Years ago I took a job in a large radio market, as the Program Director of the most successful radio station in the city. In less than three weeks, I knew the job was a mistake.
The business was dysfunctional, because the person who hired me was mentally ill. He was a psychological maelstrom, and inexorably pulled everyone and everything around him into the battles that raged inside his own besieged mind. He was both hated and feared by his staff.
I hear this complaint a lot: “People don’t respond to emails anymore. It’s like they don’t read them, or don’t have enough courtesy to write back.” Usually the person doing the complaining will then expand on how Western society is crumbling around our ears.
Rather than spend our time complaining about how inconsiderate people have become, I suggest learning how to write emails that demand a response.
The 80/20 Principle is well known to most productivity junkies. A crude summation would be that in most systems, 20% of the input produces 80% of the output. I have been fascinated with this principle for a long time. After having been through two different training courses with Perry on the subject of 80/20 as it relates to business, and having read many other books on the subject, I thought there would be little for me to learn from this book. I was wrong.
Even if you think you know everything about 80/20, even if you’ve already bought all of Perry’s material on this topic, you need to read this book. Here are 10 good reasons to get a copy today (NOTE: currently Perry is offering the book for a PENNY, you just pay the shipping. No strings attached. Click here to get the one penny deal.):
You get $75 worth of 80/20 software tools with your purchase. Unlike many offers of this nature, these tools are very useful. I would actually pay money for them.
80/20 Sales and Marketing provides the key to the treasure vault Tim Ferris teased us with. If you read “Four Hour Workweek”, got excited about it, and then found yourself asking, “Yeah, but how do I actually DO that?”… then you need 80/20 Sales and Marketing.
Chapter 5 deals with the “curve” you must absolutely discover if you really want to understand the power, depth, and pervasiveness of the 80/20 principle. This chapter alone is worth at least 10 times the price of the book.
“The $2,700 Espresso Machine”. This simple story will unlock a powerful understanding for you that can immediately multiply your revenue (without multiplying the amount of work you do, or the amount of money you spend on advertising). You will find it in chapter 12.
The chapter on “Racking the Shotgun” (chapter 7) is another chapter that is worth at least 10 times the cost of the book itself. Actually, that is a gross understatement.
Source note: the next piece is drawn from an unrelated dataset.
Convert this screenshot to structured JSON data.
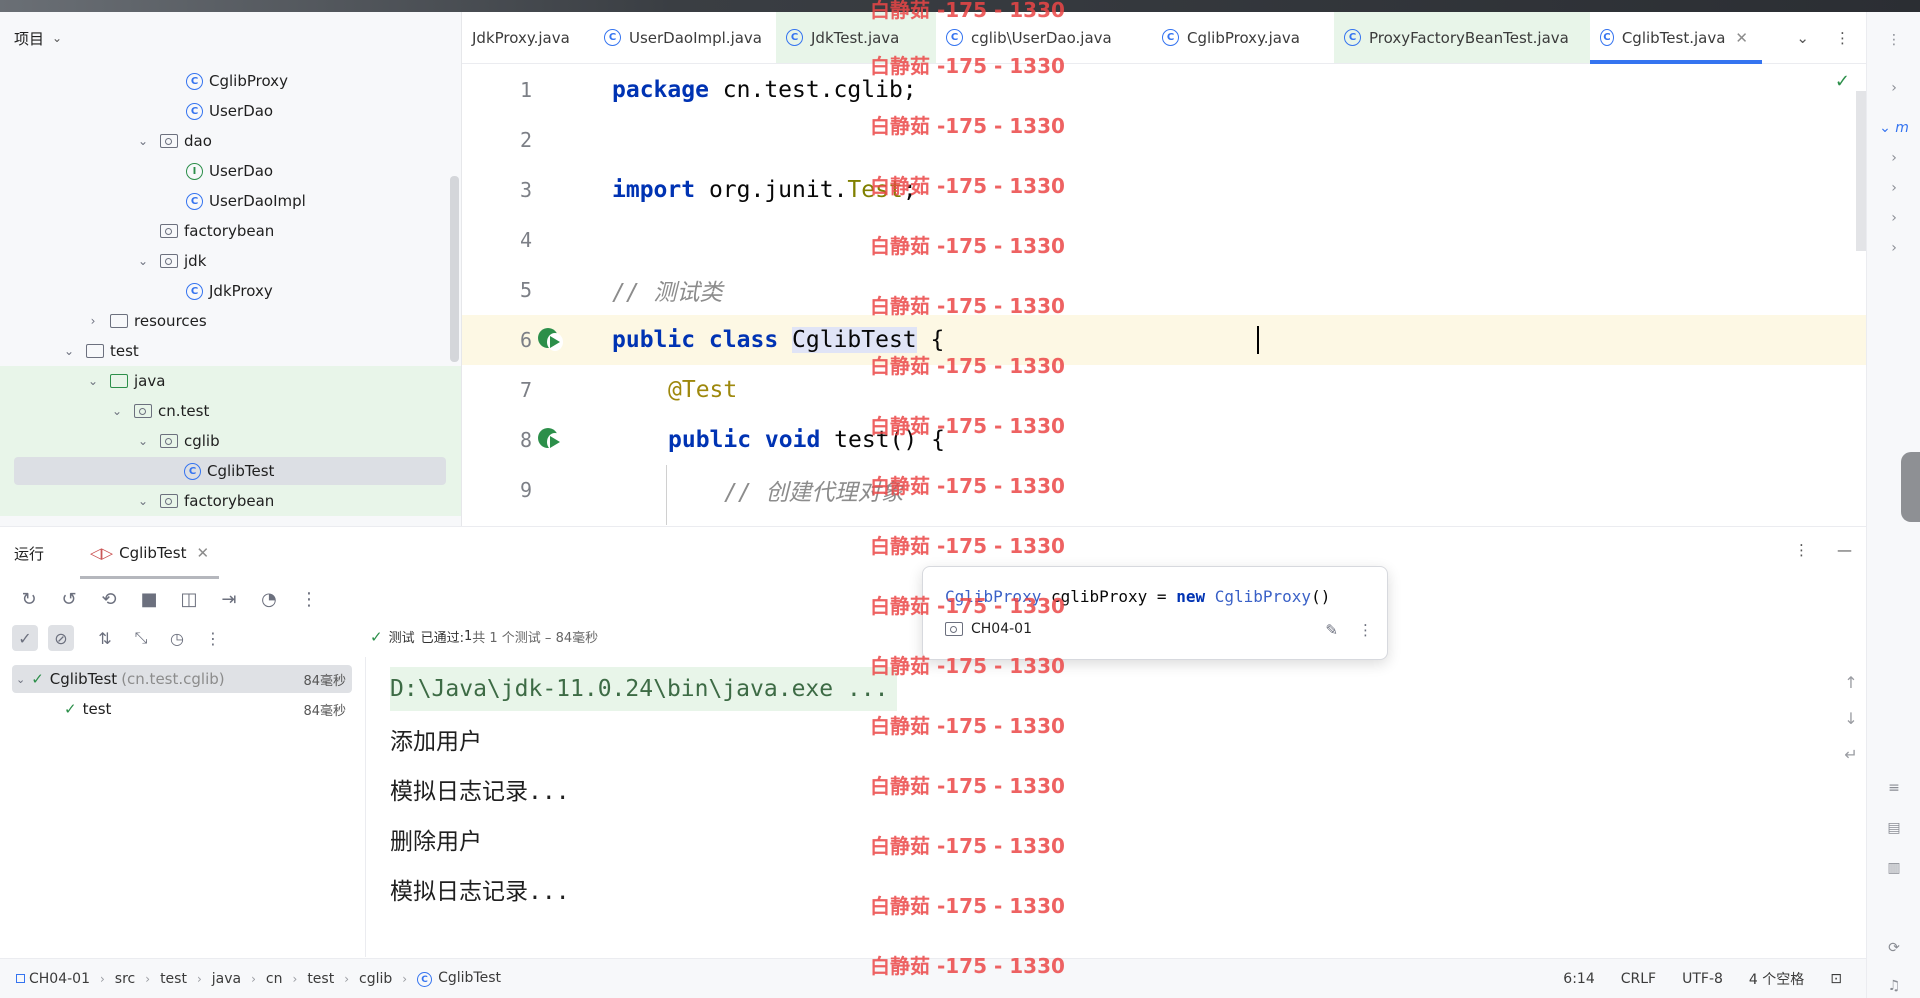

But if I told you the real value of this single idea, you would accuse me of hyperbole and dismiss me outright.
The “power of polarization”, explained in Chapter 20, should be of particular interest to marketers who are concerned about their “image” in the marketplace.Is there a good reason to intentionally make people upset with you? Yes. Perry explains how to do it strategically, in a way that serves your business (and ultimately your customer).
There is a very deep well indeed to be explored in the Appendix. Here, you will discover how to use the software you get (as a companion to the book) to glean volumes of insight from simple, ordinary statistics.
Chapter 21 explains how to do $250,000 worth of critical market data research for free with just your computer, the Internet, and an afternoon to spare. The intriguing title of this chapter undersells the power and value of its contents.
In chapter 15, Perry clearly spells out how you can give yourself a raise, and start getting paid $1,000 an hour for the work you do. I know it sounds extraordinarily cheesy, but it is undeniably accurate. See for yourself.
True to the premise of the book, at the end of every chapter is a tiny stack of bullet points… The “80/20″ version of that chapter it’s called the Pareto Summary. A beautiful touch, and perfectly congruent with the contents of this book.
I own a lot of Perry’s published work: his other books (well, not the one about Ethernet), several years worth of back issues of his monthly newsletters, and more. This, in my opinion, is his best writing to date. Highly recommended.
Most of us receive far more email than we want, and certainly more than we need. Many people spend hours each day answering or reading email. Many more feel the weight of guilt about the hundreds (or perhaps thousands) of unanswered emails sitting in their inbox.
A few years ago, my wife and I traveled to the UK. While we were there, I had limited access to the Internet, especially while we were in Edinburgh, Scotland. I was basically limited to the half-hour I had each morning in a small Internet café. It was there that I learned it was possible to deal with email in 30 minutes a day.
I currently budget 33 minutes each day to deal with business email. You can easily do the same.
The most productive people share a common set of workflow habits. These habits are predictable, identifiable, and they are different from what normal people do.
If you would like to be abnormally productive, integrate these 10 habits into your workflow….
This is an entertaining and informative video from TED, featuring New York Times columnist David Pogue. How do you deal with the increasing complexity of our daily lives? Why does simplicity appeal to us? Funny and thought-provoking.